Like Gloria Anzaldúa’s Borderlands/La Frontera: The New Mestiza and Theresa Hak Kyung Cha’s Dictee, Laura Vena’s debut x/she: stardraped locates and constellates the cultures and people that form SoCal’s bifurcated history. The Old confronts the New and remembering gives way to transformation. The body bears history’s scars and Vena’s sublime book is a transcription, on oration, an archive of living in/among borders, of being emancipated into a cross-current of procedure and the lyric. x/she: stardraped is a beautiful offering to goddesses,

lovers, and poets.

—Carmen Giménez Smith, Milk and Filth

Twilit and sun-soaked, double-crossed by both rivers and drought, simultaneously edge and center: Southern California truly is that dreamland

where the imagination goes to die. Except that, in Laura Vena’s x/she: stardraped, this infernal paradise is transformed into the only terrain from which we might unearth and disentangle the reasons why our culture so longs to hasten the end of history. “What atrocities people this body.” For the consciousnesses populating x/she: stardraped, this is neither a question nor a proposition. It is the precise, present condition of all American being. Catastrophe our nature may be, yet Vena and her peregrinas wisely recognize that there’s real risk in straying too far from the paths ancestry has put down.

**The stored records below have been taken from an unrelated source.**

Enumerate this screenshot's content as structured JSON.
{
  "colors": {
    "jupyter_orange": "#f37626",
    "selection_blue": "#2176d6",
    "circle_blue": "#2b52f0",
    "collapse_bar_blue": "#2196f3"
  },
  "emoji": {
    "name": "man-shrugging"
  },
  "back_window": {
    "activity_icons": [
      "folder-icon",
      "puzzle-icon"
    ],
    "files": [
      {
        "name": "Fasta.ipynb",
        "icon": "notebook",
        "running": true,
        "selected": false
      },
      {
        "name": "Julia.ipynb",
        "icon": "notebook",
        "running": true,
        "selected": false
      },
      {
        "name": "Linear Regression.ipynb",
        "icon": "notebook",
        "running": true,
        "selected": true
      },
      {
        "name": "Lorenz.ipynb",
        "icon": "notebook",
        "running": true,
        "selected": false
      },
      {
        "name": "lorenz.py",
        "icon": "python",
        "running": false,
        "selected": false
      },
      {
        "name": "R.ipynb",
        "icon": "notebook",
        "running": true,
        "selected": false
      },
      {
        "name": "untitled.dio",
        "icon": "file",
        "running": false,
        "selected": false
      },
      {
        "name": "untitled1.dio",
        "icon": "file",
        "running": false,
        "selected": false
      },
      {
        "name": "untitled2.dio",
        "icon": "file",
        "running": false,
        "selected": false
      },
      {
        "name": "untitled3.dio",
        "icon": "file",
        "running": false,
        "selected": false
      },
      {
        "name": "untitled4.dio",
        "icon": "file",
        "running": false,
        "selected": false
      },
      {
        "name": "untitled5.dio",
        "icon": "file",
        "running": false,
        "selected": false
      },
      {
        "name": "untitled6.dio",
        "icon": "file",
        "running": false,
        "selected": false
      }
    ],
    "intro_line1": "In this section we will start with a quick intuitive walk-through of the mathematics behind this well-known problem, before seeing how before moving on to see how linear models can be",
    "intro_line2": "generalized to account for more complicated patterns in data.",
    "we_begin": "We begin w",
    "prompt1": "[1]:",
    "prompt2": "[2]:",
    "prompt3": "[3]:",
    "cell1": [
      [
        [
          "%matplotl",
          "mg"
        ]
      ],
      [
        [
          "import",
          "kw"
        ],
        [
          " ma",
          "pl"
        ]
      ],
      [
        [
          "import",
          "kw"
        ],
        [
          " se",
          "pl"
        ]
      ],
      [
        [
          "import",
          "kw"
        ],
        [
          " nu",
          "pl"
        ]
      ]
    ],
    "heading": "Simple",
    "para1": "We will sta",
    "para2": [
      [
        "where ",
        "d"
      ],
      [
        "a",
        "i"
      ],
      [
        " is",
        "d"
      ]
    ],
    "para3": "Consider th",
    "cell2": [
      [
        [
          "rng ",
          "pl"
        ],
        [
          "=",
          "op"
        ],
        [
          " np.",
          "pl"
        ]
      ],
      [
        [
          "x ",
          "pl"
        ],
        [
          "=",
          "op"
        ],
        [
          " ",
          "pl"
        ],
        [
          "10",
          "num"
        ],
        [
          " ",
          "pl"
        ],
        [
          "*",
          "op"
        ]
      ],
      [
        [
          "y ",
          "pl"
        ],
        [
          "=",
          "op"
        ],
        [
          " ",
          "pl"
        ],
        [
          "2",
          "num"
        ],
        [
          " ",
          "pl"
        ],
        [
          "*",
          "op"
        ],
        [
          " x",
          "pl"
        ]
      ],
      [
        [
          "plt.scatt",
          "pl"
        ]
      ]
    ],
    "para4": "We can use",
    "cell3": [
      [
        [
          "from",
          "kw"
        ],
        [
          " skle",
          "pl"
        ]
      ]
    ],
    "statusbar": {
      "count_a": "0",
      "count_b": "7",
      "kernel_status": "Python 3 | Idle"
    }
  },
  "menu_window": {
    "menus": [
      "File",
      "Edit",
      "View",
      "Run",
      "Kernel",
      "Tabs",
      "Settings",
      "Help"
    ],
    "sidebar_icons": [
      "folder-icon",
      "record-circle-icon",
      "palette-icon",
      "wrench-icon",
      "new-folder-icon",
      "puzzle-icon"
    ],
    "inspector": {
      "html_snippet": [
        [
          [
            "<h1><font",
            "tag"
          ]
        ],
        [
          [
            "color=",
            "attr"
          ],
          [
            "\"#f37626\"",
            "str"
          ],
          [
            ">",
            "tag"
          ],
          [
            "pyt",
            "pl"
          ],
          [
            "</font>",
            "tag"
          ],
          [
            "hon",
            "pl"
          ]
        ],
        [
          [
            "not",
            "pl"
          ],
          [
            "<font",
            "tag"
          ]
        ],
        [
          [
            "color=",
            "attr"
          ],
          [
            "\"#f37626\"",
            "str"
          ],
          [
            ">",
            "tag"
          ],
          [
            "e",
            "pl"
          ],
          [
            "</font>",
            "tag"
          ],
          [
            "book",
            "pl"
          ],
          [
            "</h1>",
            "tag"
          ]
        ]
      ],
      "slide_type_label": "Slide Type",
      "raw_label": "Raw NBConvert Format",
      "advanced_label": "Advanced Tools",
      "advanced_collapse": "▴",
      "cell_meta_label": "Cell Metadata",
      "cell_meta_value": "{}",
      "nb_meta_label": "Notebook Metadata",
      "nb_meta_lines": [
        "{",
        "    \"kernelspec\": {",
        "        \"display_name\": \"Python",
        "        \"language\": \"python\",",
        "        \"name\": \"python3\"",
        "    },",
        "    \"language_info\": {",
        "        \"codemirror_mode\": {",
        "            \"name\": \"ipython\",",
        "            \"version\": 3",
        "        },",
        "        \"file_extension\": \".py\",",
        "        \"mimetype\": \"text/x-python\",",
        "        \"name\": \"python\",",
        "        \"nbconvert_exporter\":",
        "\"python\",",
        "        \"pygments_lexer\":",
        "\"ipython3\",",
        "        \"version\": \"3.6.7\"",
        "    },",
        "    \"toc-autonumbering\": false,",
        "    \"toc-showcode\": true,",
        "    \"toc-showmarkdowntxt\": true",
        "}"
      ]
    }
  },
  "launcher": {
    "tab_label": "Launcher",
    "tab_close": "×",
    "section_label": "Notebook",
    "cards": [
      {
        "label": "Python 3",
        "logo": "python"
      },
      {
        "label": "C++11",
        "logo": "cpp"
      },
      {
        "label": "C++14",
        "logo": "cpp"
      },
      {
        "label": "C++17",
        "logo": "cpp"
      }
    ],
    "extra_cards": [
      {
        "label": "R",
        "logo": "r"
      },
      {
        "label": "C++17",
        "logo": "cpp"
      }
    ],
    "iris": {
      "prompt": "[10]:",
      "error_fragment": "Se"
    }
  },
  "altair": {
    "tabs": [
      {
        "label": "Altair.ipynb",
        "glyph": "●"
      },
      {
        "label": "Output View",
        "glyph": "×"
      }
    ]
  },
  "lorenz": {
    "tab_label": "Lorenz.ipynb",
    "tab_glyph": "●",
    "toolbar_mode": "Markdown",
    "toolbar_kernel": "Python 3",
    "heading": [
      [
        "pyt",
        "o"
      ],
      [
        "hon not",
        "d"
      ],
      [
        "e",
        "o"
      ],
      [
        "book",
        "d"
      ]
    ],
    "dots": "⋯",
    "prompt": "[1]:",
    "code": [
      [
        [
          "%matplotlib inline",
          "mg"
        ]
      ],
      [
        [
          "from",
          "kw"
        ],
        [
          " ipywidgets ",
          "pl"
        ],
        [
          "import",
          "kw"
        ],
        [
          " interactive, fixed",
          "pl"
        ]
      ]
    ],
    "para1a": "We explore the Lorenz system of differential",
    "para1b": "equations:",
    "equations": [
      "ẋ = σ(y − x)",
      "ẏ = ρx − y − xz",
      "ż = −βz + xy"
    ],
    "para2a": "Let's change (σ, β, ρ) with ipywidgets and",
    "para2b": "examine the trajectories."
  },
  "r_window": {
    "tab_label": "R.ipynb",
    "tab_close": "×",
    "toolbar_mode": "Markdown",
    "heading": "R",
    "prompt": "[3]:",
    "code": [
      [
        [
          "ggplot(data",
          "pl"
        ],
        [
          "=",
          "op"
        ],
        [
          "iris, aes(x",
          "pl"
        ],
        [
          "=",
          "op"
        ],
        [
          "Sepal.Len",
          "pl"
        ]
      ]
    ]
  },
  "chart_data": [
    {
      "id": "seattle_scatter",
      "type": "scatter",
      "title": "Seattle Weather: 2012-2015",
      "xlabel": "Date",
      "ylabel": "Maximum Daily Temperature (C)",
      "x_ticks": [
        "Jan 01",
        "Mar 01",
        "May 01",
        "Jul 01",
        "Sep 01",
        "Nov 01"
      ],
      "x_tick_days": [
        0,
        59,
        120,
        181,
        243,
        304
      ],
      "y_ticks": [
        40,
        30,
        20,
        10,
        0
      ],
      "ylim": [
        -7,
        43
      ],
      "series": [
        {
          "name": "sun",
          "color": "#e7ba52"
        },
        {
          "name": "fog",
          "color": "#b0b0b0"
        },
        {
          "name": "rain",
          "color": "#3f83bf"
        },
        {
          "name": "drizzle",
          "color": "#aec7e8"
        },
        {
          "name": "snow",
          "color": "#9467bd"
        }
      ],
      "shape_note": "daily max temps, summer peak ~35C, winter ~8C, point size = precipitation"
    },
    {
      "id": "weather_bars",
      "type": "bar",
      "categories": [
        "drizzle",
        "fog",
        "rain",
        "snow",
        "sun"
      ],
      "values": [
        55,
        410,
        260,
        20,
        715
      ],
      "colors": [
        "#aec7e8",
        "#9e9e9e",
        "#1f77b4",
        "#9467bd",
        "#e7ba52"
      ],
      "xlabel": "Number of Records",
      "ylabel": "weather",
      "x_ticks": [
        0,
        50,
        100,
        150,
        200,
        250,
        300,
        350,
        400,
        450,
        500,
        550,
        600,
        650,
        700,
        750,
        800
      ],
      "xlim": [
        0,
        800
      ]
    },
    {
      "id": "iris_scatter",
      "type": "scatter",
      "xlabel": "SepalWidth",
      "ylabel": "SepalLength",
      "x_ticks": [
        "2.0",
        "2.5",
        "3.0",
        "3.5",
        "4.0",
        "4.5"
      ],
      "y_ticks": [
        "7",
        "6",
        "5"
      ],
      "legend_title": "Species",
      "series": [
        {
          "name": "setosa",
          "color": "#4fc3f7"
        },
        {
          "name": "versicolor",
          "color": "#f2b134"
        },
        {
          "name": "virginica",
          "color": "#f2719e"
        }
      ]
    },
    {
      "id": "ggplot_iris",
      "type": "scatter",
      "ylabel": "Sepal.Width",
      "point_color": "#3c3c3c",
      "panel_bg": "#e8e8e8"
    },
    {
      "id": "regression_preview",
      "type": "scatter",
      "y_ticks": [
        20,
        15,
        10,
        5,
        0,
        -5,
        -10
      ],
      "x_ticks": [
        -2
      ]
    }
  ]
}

A relationship with others beyond even empathy’s conception still necessitates a self — one whose articulation can be

found in the shattered lyricism that makes this text (part codex, part confessional poem, part pulp prophecy) so extraordinary.

—Joe Milazzo, Crepuscule W/ Nellie and The Habiliments